Sunday, May 22, 2011

Music Notes – Frio Suite

Phil Keaggy is one of the finest guitar players most of you have never heard of, and Jeff Johnson is a keyboardist and producer extraordinaire. I have long found their music, particularly the instrumental albums, uplifting. When I found that they had collaborated on a project, I had to give it a listen.
Frio Suite is a beautiful sounding album, meant  to evoke the wonder of the Frio River in Texas. The two had met at a retreat at Laity Lodge. Though I have never been here, the music certainly does make me want to take the trip. Each song brings a sense of peace and communion to mind.
While there are plenty of tasty moments by both performers, fans should not expect the kind of fireworks one usually hears from Keaggy’s guitar or the ballad/hymn like runs from Johnson’s keyboard. These can be found, but they are more subtle, perhaps. The album is more about texture. That said, the music does not disappoint.
What is disappointing, as least for me, is that I paid more for this project than is usual for digital albums, and got nothing extra. The CD supposedly comes with images from artist Kathy Hastings (who did the cover), but nothing comes to the purchaser of the album in digital format.

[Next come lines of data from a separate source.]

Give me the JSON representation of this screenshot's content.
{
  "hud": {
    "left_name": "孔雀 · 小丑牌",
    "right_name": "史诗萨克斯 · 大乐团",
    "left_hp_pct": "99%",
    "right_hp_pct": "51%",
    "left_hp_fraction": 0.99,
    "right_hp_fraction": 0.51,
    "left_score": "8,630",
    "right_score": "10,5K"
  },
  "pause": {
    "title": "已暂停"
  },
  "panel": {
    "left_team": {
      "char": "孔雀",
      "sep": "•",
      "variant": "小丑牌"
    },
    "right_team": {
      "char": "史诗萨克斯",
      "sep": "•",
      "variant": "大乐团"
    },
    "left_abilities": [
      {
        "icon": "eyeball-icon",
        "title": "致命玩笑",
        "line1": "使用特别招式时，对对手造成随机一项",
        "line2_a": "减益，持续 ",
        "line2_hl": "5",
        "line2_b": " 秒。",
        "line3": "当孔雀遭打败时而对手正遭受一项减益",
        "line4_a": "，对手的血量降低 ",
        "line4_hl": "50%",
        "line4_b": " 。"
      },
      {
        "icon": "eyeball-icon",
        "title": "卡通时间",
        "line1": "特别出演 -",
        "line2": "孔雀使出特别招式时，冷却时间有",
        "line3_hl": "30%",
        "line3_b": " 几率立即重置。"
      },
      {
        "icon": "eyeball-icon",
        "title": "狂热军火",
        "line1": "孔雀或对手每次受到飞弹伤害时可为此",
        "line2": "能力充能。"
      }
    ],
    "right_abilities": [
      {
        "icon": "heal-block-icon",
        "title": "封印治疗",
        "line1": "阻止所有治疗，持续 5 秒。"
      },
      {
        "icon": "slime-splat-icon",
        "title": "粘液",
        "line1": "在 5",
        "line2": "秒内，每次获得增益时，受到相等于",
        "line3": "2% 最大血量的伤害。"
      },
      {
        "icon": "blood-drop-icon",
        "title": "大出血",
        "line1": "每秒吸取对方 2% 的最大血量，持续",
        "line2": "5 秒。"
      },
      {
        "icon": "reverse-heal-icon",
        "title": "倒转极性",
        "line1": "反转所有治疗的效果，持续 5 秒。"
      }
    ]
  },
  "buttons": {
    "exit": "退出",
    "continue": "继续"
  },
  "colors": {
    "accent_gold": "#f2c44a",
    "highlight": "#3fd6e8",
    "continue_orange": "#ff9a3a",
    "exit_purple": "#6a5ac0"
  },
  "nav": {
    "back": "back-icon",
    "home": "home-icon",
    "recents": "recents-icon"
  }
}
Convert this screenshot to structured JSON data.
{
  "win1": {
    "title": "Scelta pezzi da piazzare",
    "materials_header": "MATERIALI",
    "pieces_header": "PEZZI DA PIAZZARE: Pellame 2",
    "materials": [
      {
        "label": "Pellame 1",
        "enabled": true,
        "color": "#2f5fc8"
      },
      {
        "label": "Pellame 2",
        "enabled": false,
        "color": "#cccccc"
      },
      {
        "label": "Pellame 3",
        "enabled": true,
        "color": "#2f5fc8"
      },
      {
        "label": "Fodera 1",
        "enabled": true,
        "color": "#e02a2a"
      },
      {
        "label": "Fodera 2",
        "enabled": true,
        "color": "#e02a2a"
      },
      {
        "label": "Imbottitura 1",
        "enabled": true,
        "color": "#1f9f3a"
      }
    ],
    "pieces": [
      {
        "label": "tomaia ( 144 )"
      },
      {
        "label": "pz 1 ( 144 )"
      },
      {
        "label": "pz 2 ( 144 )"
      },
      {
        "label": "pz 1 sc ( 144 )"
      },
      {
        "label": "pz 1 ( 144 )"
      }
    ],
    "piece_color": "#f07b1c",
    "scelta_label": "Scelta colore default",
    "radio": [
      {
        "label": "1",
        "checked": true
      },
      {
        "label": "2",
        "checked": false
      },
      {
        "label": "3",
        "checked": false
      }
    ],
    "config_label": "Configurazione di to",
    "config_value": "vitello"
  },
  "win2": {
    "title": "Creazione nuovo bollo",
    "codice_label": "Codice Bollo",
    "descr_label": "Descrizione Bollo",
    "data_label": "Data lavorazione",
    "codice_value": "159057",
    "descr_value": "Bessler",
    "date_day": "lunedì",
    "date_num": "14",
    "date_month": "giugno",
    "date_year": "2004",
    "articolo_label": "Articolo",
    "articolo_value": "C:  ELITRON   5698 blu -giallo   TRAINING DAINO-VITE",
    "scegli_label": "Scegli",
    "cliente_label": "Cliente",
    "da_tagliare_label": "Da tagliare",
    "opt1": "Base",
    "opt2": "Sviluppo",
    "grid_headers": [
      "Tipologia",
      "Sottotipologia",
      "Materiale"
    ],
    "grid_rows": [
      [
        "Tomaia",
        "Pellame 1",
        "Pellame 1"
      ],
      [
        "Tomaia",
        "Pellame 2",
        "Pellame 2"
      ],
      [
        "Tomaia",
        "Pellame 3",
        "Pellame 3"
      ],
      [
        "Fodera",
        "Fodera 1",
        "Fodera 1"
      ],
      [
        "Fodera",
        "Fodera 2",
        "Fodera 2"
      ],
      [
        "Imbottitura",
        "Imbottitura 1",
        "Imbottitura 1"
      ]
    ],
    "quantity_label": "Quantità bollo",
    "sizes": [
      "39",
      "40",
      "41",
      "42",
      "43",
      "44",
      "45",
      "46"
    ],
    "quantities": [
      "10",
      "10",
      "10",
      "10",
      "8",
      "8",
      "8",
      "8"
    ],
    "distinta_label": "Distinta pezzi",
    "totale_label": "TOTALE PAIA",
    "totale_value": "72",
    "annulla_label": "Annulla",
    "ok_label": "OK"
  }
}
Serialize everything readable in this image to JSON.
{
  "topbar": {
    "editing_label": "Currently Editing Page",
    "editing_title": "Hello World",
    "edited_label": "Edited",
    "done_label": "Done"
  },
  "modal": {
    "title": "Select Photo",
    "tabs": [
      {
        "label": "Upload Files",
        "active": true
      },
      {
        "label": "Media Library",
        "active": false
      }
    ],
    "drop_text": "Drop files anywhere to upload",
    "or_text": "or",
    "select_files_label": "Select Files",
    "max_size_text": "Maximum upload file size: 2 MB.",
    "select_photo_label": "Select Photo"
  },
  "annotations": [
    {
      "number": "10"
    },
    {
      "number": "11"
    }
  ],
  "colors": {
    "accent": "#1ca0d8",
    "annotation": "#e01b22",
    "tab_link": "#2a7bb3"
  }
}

Music Notes – The Prayer Closet, Volume I

Hopefully it is not insulting to say this project is perfect for times of prayer and meditation. Many albums designed for such are either dull and only fill dead space so that the pilgrim can avoid silence, or they are so overblown as to artificially heighten the experience. Richard Souther's phenomenal record, I think, brings listeners to a state where distractions melt away.
That is not to say this isn't fine art. It is. I love the melding if acoustic and electronic, and the way the music uses silence and space. This is good, necessary, music for the spiritual being in all of us.


Some people tell me that if I don’t like what is on the radio to just change the station. When it comes to Lady Gaga, that shouldn’t be a problem. I avoid any station that might play her music. At first it wasn’t so much about her controversies or her music. I simply wasn’t interested. To each his own, right?

But I still get Ms. Gaga from time to time. It can’t be helped. She’s very popular. Now and then I am next to some guy at a red light that turns up “Born This Way” with evangelistic fervor. I have gone through my living room and seen her on my television, which I have allowed my children to watch. Pictures of her appear in ads sometimes where I may read the news on the Internet.

I don’t like it, but I generally chalk it up to being on the wrong side of forty in a world ruled by teenagers. Live and let live, right?

Wrong. Now, Gagamania has invaded two of my favorite games: Farmville and Words With Friends.

On Farmville, not only is one able to plant Chrome Roses and Spiky Black Tress and purchase Purple Disco Sheep, one is inundated with offers to download music from her new album. The game, which now runs more slowly and has glitches galore, will not start without some grotesque add with Lady Gaga’s face on a motorcycle glaring at everyone who tries to play the game.

I have to suffer from Gaga madness  when I try to play my other game: Words With Friends. At any time, I may have up to a dozen games going at once. And not only is the woman’s upcoming album being advertised, but I have to deal with the Gaga word of the day.

Look, I can deal with a few ads if I’m going to be cheap enough to stick with the free versions of my games. But just how long will the game itself be altered to fit a marketing campaign I have no interest in? There is no opt in, or opt out.

And that is where I think that it has all crossed the line. Lady Gaga has the right to make her money and market her product, but when the games, the programs themselves are changed, and not just for a brief time, then someone has as much as forced his or her way into my car and turned my radio from the station I have a right to listen to. No. They have broken into the office of my favorite station and crammed her stuff on the airwaves at the same time he or she seals me into my car.

So I’m sorry neighbors. Until Gaga gets off my farm, I can’t play. Nothing personal. I’m just born this way: to despise what is shoved down my throat.